The film industry, much like a shimmering diamond, has many facets. However, few have been as intriguing and occasionally controversial as the facet shaped by director William Friedkin. A maverick even amidst the revolutionary filmmakers of the New Hollywood era of the 1970s, Friedkin carved a unique niche.
He wove a tapestry of raw thrillers and social narratives that didn't just evoke reactions but demanded them, often inviting the very controversies they hinted at.
List of Proactive Movies
- "The Boys in the Band" (1970): Streaming on Amazon, Apple TV, and Vudu, this movie gives a candid peek into the world of gay men, a rarity for its time.
Friedkin’s portrayal, an adaptation of Mart Crowley’s stage play, offers a sympathetic lens through which we witness the multifaceted dynamics of a birthday party, revealing deep-seated insecurities and alienation.
- "The French Connection" (1971): This Oscar-winning masterpiece, available on Amazon, Apple TV, and Vudu, plunges into the dark underbelly of New York.
Through the relentless pursuit of a detective (a stellar Gene Hackman), we are thrust into a high-octane chase against a heroin smuggling operation.

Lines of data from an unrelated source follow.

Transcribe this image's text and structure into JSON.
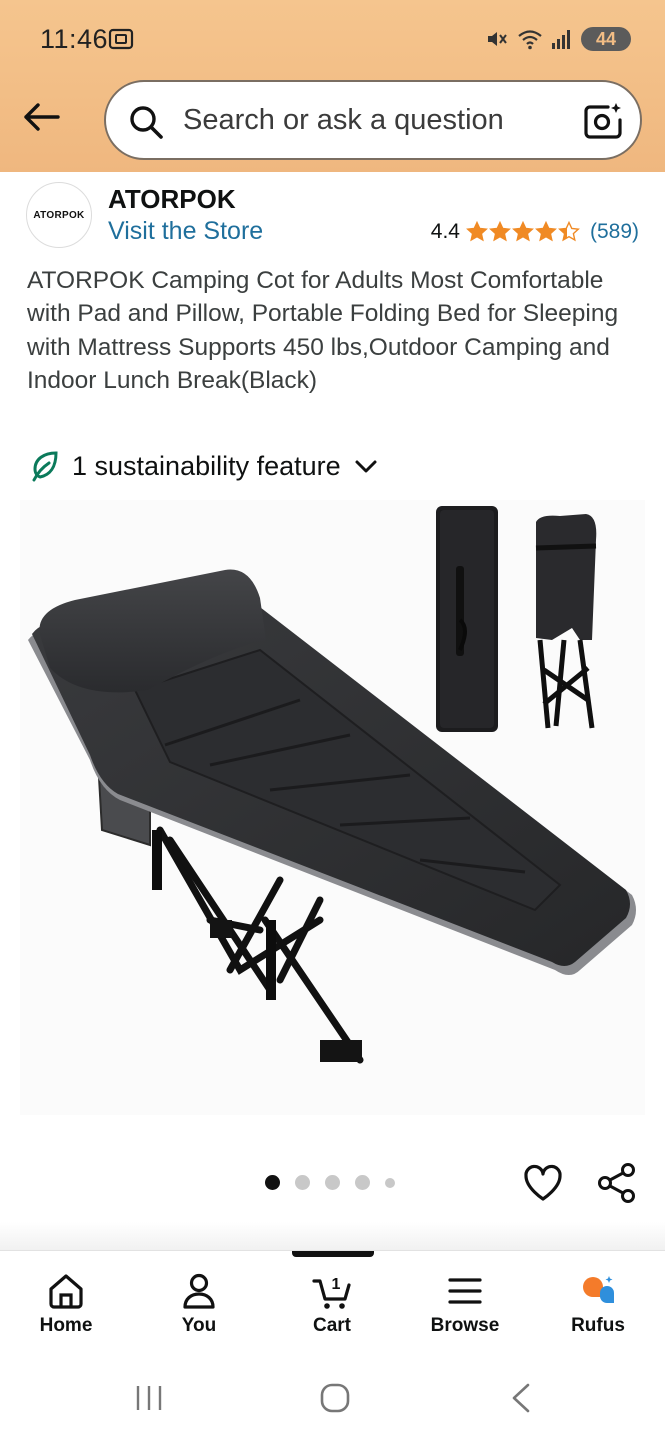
{
  "status_bar": {
    "time": "11:46",
    "battery": "44"
  },
  "search": {
    "placeholder": "Search or ask a question"
  },
  "store": {
    "logo_text": "ATORPOK",
    "name": "ATORPOK",
    "visit_label": "Visit the Store",
    "rating": "4.4",
    "rating_count": "(589)",
    "stars_value": 4.4
  },
  "product": {
    "title": "ATORPOK Camping Cot for Adults Most Comfortable with Pad and Pillow, Portable Folding Bed for Sleeping with Mattress Supports 450 lbs,Outdoor Camping and Indoor Lunch Break(Black)",
    "sustainability": "1 sustainability feature",
    "image_count": 5,
    "active_image": 1
  },
  "bottom_nav": {
    "items": [
      {
        "label": "Home",
        "icon": "home-icon"
      },
      {
        "label": "You",
        "icon": "person-icon"
      },
      {
        "label": "Cart",
        "icon": "cart-icon",
        "badge": "1"
      },
      {
        "label": "Browse",
        "icon": "menu-icon"
      },
      {
        "label": "Rufus",
        "icon": "rufus-icon"
      }
    ]
  },
  "colors": {
    "header_bg": "#f2bd85",
    "link": "#1f6f9c",
    "star": "#f08a24",
    "rufus_orange": "#f47b2a",
    "rufus_blue": "#2f8fdc"
  }
}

- "The Exorcist" (1973): On streaming platforms like Amazon, Apple TV, Google Play, and Vudu, Friedkin's demonic tale is not just about the terror of possession but also about the unwavering maternal love combating the menacing evil.
- "Sorcerer" (1977): This cinematic gem, overshadowed by Star Wars upon its release, now stands tall among Friedkin's repertoire.
It is a suspense-filled journey of outlaws navigating treacherous terrains, available on Amazon and Apple TV.
- "Cruising" (1980): A polarizing depiction of New York's gay community, this film, available on multiple platforms, follows a detective's deep dive into the city’s leather scene to catch a serial killer.
- "Blue Chips" (1994): Streaming on Amazon Prime and Paramount+, Friedkin probes into the shady realm of college basketball, offering a dynamic portrayal of the sport's darker truths.
- "The Hunted" (2003): On Max and other platforms, Friedkin introduces us to a riveting cat-and-mouse chase between a rogue soldier and his former mentor, painting a tale of betrayal and redemption.
- "Bug" (2007): This collaboration with playwright Tracy Letts, available on platforms like Pluto TV, Amazon, and Apple TV, spirals into paranoia, underscoring the vulnerabilities and fears of two souls in an intense, claustrophobic setting.
A plot that not only challenges morality but also the lengths to which desperation can drive a man. William Friedkin's movies aren’t mere narratives; they are immersive experiences, each a distinct chapter in the legacy of a cinematic genius.